"This happens all the time," Stefan Brooks, a North Philadelphia resident, said of the rampant illegal dumping that he sees. "I just hope no one gets hurt, because shattered glass is on the ground and sharp sticks are poking out of the bags."
It's hardly an appreciation of the 12,574 volunteers who scrubbed down the city during the Spring Cleanup at 250 sites around town.
In fact, of the six sites that Nutter visited during the cleanup, the Daily News had found that four already were trashed with litter - discarded food wrappers, plastic bottles, plastic bags, tied up shopping bags of household trash, and even tires. The detritus exhibits the difficulty of turning one well-intentioned day of cleanup into a sustained battle against litter in a city dubbed Filth-adelphia.
Last year, the city Streets Department launched its poetic Unlitter Us public-service campaign to inspire residents to keep up the good work and help change the attitudes of those who litter.
Apparently, the service announcements fell on deaf ears.
"We need to have clearly defined, sustainable cleanup initiatives that engage community members to remove blighted conditions," City Councilman Darrell Clarke said. "One day of cleanup in the spring and public-service announcements are not enough."
The city Streets Department admits that its battle against litter is endless and difficult.
"Even though we made progress in the Unlitter Us campaign, it was not enough," Sanitation Deputy Commissioner Carlton Williams said. "The ability of catching people litter is difficult because no one throws trash on the ground in front of a police officer."
But rather than only a lack of enforcement, some feel that a segment of city youth and their parents deserve most of the blame.

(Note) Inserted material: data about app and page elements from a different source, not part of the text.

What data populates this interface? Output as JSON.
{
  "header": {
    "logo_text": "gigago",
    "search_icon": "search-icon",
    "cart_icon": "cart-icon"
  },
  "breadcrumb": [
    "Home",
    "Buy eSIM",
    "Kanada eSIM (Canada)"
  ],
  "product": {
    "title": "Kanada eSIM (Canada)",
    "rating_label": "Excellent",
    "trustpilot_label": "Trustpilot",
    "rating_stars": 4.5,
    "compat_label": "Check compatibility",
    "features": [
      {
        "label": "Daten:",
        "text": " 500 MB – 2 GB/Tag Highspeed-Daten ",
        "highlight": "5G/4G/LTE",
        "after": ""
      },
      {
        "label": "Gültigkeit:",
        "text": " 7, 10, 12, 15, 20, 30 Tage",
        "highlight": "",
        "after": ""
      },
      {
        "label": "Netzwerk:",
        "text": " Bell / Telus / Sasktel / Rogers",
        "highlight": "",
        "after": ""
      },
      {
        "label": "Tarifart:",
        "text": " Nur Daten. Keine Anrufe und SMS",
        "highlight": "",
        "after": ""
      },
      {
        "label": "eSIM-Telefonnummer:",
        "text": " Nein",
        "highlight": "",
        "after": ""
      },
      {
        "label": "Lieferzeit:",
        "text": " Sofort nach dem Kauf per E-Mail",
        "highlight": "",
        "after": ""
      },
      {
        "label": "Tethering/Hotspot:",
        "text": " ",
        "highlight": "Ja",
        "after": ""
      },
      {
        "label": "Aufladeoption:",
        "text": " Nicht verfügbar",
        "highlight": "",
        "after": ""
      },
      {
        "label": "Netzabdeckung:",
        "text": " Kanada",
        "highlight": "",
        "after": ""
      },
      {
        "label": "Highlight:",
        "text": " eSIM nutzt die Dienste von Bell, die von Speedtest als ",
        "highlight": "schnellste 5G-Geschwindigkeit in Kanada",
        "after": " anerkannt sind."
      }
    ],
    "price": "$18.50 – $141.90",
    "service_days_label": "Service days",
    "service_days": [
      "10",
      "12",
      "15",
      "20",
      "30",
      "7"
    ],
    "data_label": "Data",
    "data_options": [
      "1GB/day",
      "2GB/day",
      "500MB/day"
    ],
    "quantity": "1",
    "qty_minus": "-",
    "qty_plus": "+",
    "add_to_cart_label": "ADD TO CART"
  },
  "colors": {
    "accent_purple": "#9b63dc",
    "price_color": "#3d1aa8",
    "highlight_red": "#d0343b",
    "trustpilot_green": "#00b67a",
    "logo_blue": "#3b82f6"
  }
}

"I see kids all the time leaving the corner store and dropping their candy wrapper on the ground," said John Williams, a member of the Brotherhood of Huntingdon Street and a 35-year North Philadelphia resident. "Adults should also be held accountable because they should have their children picking up trash off the streets as a chore."
"We make our own mess and we need to find a way to make it better," Williams added.
Illegally dumped construction waste is also a big contributor to the littering problem, and it usually involves people dumping junk outside their own community.
The Mayor's Office of Neighborhood Services is working to secure a federal grant to buy 25 more digital cameras to catch people illegally dumping trash throughout Philadelphia; 10 are already in use around the city.
"Last year, 60 arrests were made for illegal dumping," Williams said. "The punishment varies from a $300 fine to a $5000 fine and vehicle confiscation."
But the possibility of a fine and the threat of an impounded car have done little to stop the problem.
"Instead of a fine, the penalty for littering should be community service," said state Rep. Jewell Williams, of North Philadelphia. "The offenders might think twice before littering again if their community service entails sweeping and cleaning trash all day."
The two cleanup sites that Nutter visited in Northeast Philadelphia were in good condition last week. The four others, which were in North and West Philly, were in varying states of landfill. One vacant lot on Colorado Street near Cumberland looked like it hadn't seen a broom in years.
At the Cecil B. Moore Rec center, the piles of trash that had been growing were removed Friday morning, after the Daily News started making calls, but new mounds of junk quickly replaced them later that day.
Staff writer Valerie Russ contributed to this report.